_About this task_
The records below must be reproduced exactly, excluding any pictures.

-- -- --

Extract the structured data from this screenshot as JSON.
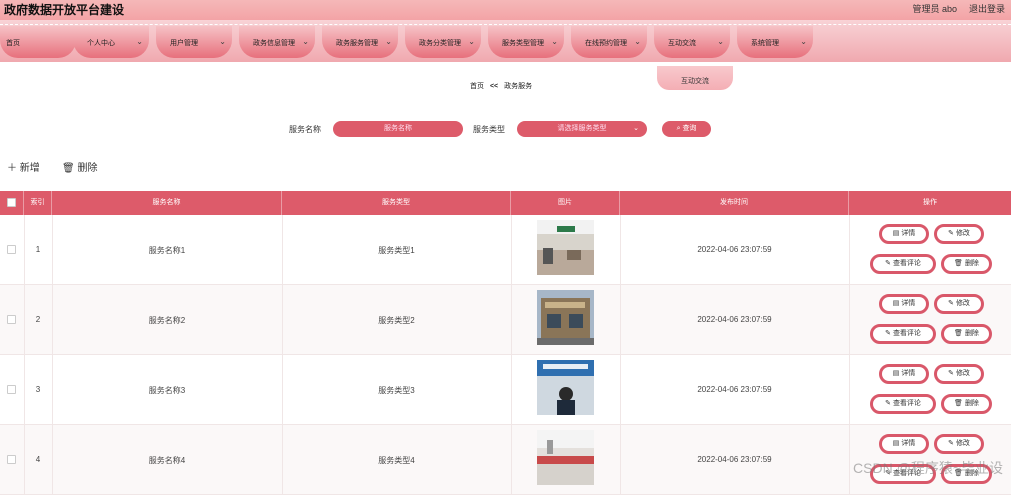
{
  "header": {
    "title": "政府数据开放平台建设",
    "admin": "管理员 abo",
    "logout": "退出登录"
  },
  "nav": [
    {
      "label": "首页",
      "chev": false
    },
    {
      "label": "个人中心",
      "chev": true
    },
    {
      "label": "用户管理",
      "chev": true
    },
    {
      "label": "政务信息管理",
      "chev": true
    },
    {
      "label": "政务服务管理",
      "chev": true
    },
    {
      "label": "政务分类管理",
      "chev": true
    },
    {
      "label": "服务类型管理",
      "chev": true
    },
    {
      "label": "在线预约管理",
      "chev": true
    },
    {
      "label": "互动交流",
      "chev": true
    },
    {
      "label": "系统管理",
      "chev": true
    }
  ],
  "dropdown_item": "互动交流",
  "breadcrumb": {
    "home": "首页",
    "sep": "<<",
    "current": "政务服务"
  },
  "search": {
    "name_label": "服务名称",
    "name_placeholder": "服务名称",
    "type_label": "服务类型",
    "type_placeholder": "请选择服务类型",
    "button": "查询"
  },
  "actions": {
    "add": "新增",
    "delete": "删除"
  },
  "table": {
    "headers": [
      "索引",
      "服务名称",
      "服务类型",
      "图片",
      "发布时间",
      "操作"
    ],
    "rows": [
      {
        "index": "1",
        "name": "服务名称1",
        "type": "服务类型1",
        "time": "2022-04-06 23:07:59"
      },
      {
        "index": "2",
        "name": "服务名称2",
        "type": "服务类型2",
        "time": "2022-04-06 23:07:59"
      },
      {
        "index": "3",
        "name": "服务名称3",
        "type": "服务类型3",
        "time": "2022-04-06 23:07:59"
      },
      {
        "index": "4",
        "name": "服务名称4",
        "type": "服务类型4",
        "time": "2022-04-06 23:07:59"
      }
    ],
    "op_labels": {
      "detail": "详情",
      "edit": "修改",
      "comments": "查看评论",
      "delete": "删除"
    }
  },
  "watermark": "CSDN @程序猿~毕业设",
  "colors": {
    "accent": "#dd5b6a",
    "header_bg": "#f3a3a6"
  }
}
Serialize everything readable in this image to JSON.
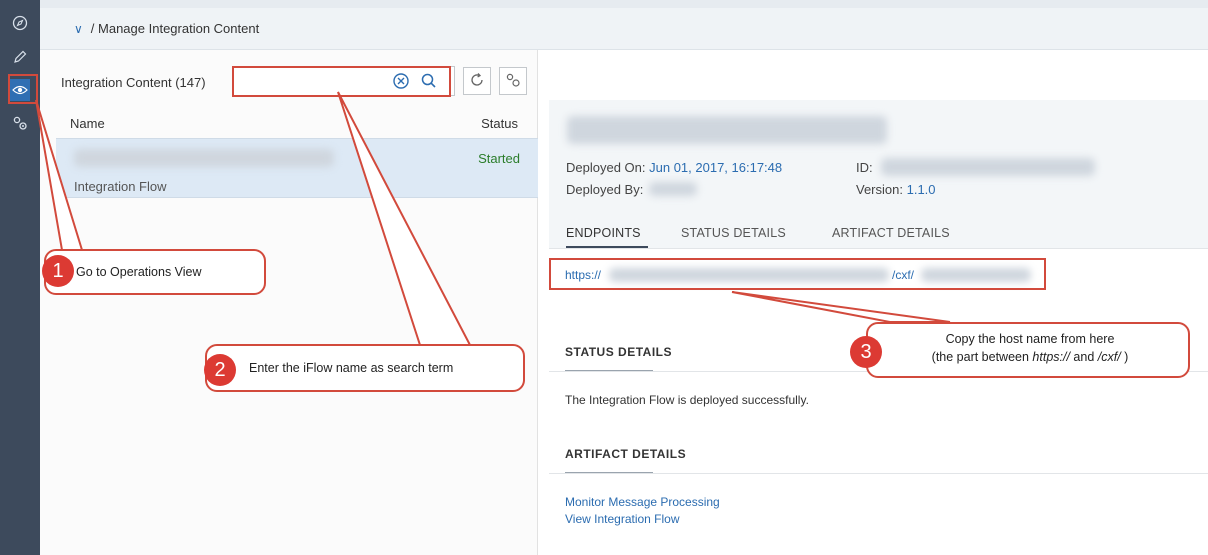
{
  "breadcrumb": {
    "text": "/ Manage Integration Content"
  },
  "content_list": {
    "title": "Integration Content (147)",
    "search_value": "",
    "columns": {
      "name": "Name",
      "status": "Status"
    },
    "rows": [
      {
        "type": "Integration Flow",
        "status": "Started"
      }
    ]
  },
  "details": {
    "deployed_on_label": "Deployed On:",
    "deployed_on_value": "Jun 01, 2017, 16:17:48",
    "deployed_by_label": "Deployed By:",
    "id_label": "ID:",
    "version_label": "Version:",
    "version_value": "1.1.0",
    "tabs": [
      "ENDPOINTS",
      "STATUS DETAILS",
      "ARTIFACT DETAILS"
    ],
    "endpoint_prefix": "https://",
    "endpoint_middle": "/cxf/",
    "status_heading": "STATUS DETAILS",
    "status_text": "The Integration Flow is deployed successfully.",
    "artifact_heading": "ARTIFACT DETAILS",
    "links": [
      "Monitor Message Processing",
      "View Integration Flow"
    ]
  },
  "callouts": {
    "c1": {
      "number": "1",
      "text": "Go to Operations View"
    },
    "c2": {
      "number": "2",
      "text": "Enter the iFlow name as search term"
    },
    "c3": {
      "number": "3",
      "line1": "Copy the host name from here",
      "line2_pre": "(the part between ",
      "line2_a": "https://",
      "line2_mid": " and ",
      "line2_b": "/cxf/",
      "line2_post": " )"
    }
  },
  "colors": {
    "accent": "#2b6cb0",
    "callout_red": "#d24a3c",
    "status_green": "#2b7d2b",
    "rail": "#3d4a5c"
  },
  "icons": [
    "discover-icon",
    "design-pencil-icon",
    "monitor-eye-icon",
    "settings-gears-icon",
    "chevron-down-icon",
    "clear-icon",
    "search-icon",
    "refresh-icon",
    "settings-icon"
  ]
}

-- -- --

_Response to this exercise_
Extract the structured data from this screenshot as JSON.
{
  "header": {
    "title": "政府数据开放平台建设",
    "admin": "管理员 abo",
    "logout": "退出登录"
  },
  "nav": [
    {
      "label": "首页",
      "chev": false
    },
    {
      "label": "个人中心",
      "chev": true
    },
    {
      "label": "用户管理",
      "chev": true
    },
    {
      "label": "政务信息管理",
      "chev": true
    },
    {
      "label": "政务服务管理",
      "chev": true
    },
    {
      "label": "政务分类管理",
      "chev": true
    },
    {
      "label": "服务类型管理",
      "chev": true
    },
    {
      "label": "在线预约管理",
      "chev": true
    },
    {
      "label": "互动交流",
      "chev": true
    },
    {
      "label": "系统管理",
      "chev": true
    }
  ],
  "dropdown_item": "互动交流",
  "breadcrumb": {
    "home": "首页",
    "sep": "<<",
    "current": "政务服务"
  },
  "search": {
    "name_label": "服务名称",
    "name_placeholder": "服务名称",
    "type_label": "服务类型",
    "type_placeholder": "请选择服务类型",
    "button": "查询"
  },
  "actions": {
    "add": "新增",
    "delete": "删除"
  },
  "table": {
    "headers": [
      "索引",
      "服务名称",
      "服务类型",
      "图片",
      "发布时间",
      "操作"
    ],
    "rows": [
      {
        "index": "1",
        "name": "服务名称1",
        "type": "服务类型1",
        "time": "2022-04-06 23:07:59"
      },
      {
        "index": "2",
        "name": "服务名称2",
        "type": "服务类型2",
        "time": "2022-04-06 23:07:59"
      },
      {
        "index": "3",
        "name": "服务名称3",
        "type": "服务类型3",
        "time": "2022-04-06 23:07:59"
      },
      {
        "index": "4",
        "name": "服务名称4",
        "type": "服务类型4",
        "time": "2022-04-06 23:07:59"
      }
    ],
    "op_labels": {
      "detail": "详情",
      "edit": "修改",
      "comments": "查看评论",
      "delete": "删除"
    }
  },
  "watermark": "CSDN @程序猿~毕业设",
  "colors": {
    "accent": "#dd5b6a",
    "header_bg": "#f3a3a6"
  }
}
Serialize everything readable in this image to JSON.
{
  "breadcrumb": {
    "text": "/ Manage Integration Content"
  },
  "content_list": {
    "title": "Integration Content (147)",
    "search_value": "",
    "columns": {
      "name": "Name",
      "status": "Status"
    },
    "rows": [
      {
        "type": "Integration Flow",
        "status": "Started"
      }
    ]
  },
  "details": {
    "deployed_on_label": "Deployed On:",
    "deployed_on_value": "Jun 01, 2017, 16:17:48",
    "deployed_by_label": "Deployed By:",
    "id_label": "ID:",
    "version_label": "Version:",
    "version_value": "1.1.0",
    "tabs": [
      "ENDPOINTS",
      "STATUS DETAILS",
      "ARTIFACT DETAILS"
    ],
    "endpoint_prefix": "https://",
    "endpoint_middle": "/cxf/",
    "status_heading": "STATUS DETAILS",
    "status_text": "The Integration Flow is deployed successfully.",
    "artifact_heading": "ARTIFACT DETAILS",
    "links": [
      "Monitor Message Processing",
      "View Integration Flow"
    ]
  },
  "callouts": {
    "c1": {
      "number": "1",
      "text": "Go to Operations View"
    },
    "c2": {
      "number": "2",
      "text": "Enter the iFlow name as search term"
    },
    "c3": {
      "number": "3",
      "line1": "Copy the host name from here",
      "line2_pre": "(the part between ",
      "line2_a": "https://",
      "line2_mid": " and ",
      "line2_b": "/cxf/",
      "line2_post": " )"
    }
  },
  "colors": {
    "accent": "#2b6cb0",
    "callout_red": "#d24a3c",
    "status_green": "#2b7d2b",
    "rail": "#3d4a5c"
  },
  "icons": [
    "discover-icon",
    "design-pencil-icon",
    "monitor-eye-icon",
    "settings-gears-icon",
    "chevron-down-icon",
    "clear-icon",
    "search-icon",
    "refresh-icon",
    "settings-icon"
  ]
}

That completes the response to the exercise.